In his last week as chair of the Senate Environment & Public Works Committee, Inhofe said goodbye “with a final hearing aimed at spanking the press for its coverage of climate change.” A few lowlights from Inhofe’s hearing:
- Inhofe: “Poorly conceived policy decisions may result from the media’s over-hyped reporting. Much of the mainstream media has subverted its role as an objective source of information on climate change into the role of an advocate. … Rather than focus on the hard science of global warming, the media has instead become advocates for hyping scientifically unfounded climate alarmism.”
- Dan Gainor, Director, Business & Media Institute: “We’re here to discuss the media coverage of the climate change debate. But there’s only one problem, there is almost none of that debate actually in the media. … This goes against the basic tenets of journalism to be skeptical of all sides of an issue.
- Dr. David Deming, University of Oklahoma: “There is an overwhelming bias today in the media regarding the issue of global warming. In the past two years, this bias has bloomed into an irrational hysteria. … As a result, the public has become vastly misinformed on this and other environmental issues.”
The media does deserve to be criticized for its climate change coverage; for years, reporters have tried to show “journalistic balance” by injecting more doubt than can be supported by scientific evidence. The media watchdog FAIR explains why the concept of “fairness” applies differently to scientific issues than it does to political issues:
The professional canon of journalistic fairness requires reporters who write about a controversy to present competing points of view. When the issue is of a political or social nature, fairness – presenting the most compelling arguments of both sides with equal weight – is a fundamental check on biased reporting. But this canon causes problems when it is applied to issues of science. It seems to demand that journalists present competing points of view on a scientific question as though they had equal scientific weight, when actually they do not.

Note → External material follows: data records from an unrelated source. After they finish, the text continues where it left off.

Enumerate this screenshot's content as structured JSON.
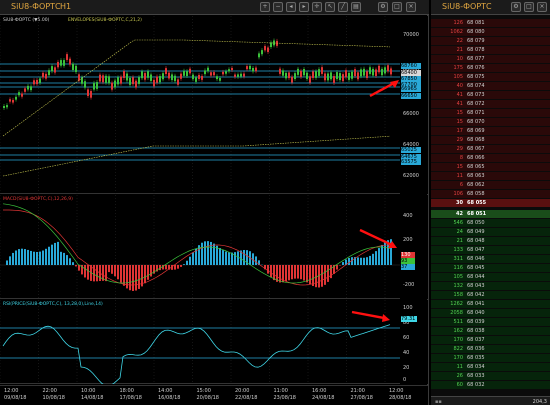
{
  "chart_window": {
    "title": "SiU8-ФОРТС",
    "timeframe": "H1",
    "price_pane": {
      "label_ticker": "SiU8-ФОРТС (▼5.00)",
      "label_envelopes": "ENVELOPES(SiU8-ФОРТС,C,21,2)",
      "price_axis": [
        "70000",
        "68000",
        "66000",
        "64000",
        "62000"
      ],
      "level_tags": [
        "68760",
        "68400",
        "67850",
        "67700",
        "66965",
        "66650",
        "65025",
        "64675",
        "63575"
      ]
    },
    "macd_pane": {
      "label": "MACD(SiU8-ФОРТС,C),12,26,9)",
      "axis": [
        "400",
        "200",
        "0",
        "-200"
      ],
      "value_tags": [
        "130",
        "93",
        "37"
      ]
    },
    "rsi_pane": {
      "label": "RSI(PRICE(SiU8-ФОРТС,C), 13,28,0),Line,14)",
      "axis": [
        "100",
        "80",
        "60",
        "40",
        "20",
        "0"
      ],
      "value_tag": "79.31"
    },
    "time_axis": {
      "times": [
        "12:00",
        "22:00",
        "10:00",
        "18:00",
        "14:00",
        "15:00",
        "20:00",
        "11:00",
        "16:00",
        "21:00",
        "12:00"
      ],
      "dates": [
        "09/08/18",
        "10/08/18",
        "14/08/18",
        "17/08/18",
        "16/08/18",
        "20/08/18",
        "22/08/18",
        "23/08/18",
        "24/08/18",
        "27/08/18",
        "28/08/18"
      ]
    }
  },
  "order_book": {
    "title": "SiU8-ФОРТС",
    "status": "204,3",
    "asks": [
      {
        "qty": "126",
        "price": "68 081"
      },
      {
        "qty": "1062",
        "price": "68 080"
      },
      {
        "qty": "22",
        "price": "68 079"
      },
      {
        "qty": "21",
        "price": "68 078"
      },
      {
        "qty": "10",
        "price": "68 077"
      },
      {
        "qty": "175",
        "price": "68 076"
      },
      {
        "qty": "105",
        "price": "68 075"
      },
      {
        "qty": "40",
        "price": "68 074"
      },
      {
        "qty": "41",
        "price": "68 073"
      },
      {
        "qty": "41",
        "price": "68 072"
      },
      {
        "qty": "15",
        "price": "68 071"
      },
      {
        "qty": "15",
        "price": "68 070"
      },
      {
        "qty": "17",
        "price": "68 069"
      },
      {
        "qty": "29",
        "price": "68 068"
      },
      {
        "qty": "29",
        "price": "68 067"
      },
      {
        "qty": "8",
        "price": "68 066"
      },
      {
        "qty": "15",
        "price": "68 065"
      },
      {
        "qty": "11",
        "price": "68 063"
      },
      {
        "qty": "6",
        "price": "68 062"
      },
      {
        "qty": "106",
        "price": "68 058"
      },
      {
        "qty": "30",
        "price": "68 055"
      }
    ],
    "bids": [
      {
        "qty": "42",
        "price": "68 051"
      },
      {
        "qty": "546",
        "price": "68 050"
      },
      {
        "qty": "24",
        "price": "68 049"
      },
      {
        "qty": "21",
        "price": "68 048"
      },
      {
        "qty": "133",
        "price": "68 047"
      },
      {
        "qty": "311",
        "price": "68 046"
      },
      {
        "qty": "116",
        "price": "68 045"
      },
      {
        "qty": "105",
        "price": "68 044"
      },
      {
        "qty": "132",
        "price": "68 043"
      },
      {
        "qty": "158",
        "price": "68 042"
      },
      {
        "qty": "1262",
        "price": "68 041"
      },
      {
        "qty": "2058",
        "price": "68 040"
      },
      {
        "qty": "511",
        "price": "68 039"
      },
      {
        "qty": "162",
        "price": "68 038"
      },
      {
        "qty": "170",
        "price": "68 037"
      },
      {
        "qty": "822",
        "price": "68 036"
      },
      {
        "qty": "170",
        "price": "68 035"
      },
      {
        "qty": "11",
        "price": "68 034"
      },
      {
        "qty": "26",
        "price": "68 033"
      },
      {
        "qty": "60",
        "price": "68 032"
      }
    ]
  },
  "colors": {
    "bull": "#3bc23b",
    "bear": "#e03535",
    "envelope": "#c8c850",
    "level": "#29a9d8",
    "rsi": "#3fd7e8",
    "macd_signal": "#e03535",
    "arrow": "#ff1010",
    "ask": "#e04040",
    "bid": "#52d052",
    "accent": "#e0a640"
  }
}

Journalists have long inserted doubt into their reporting on climate change. A FAIR study found that between 1988 and 2002, “53 percent of articles in the mainstream media” cast doubt on global warming science.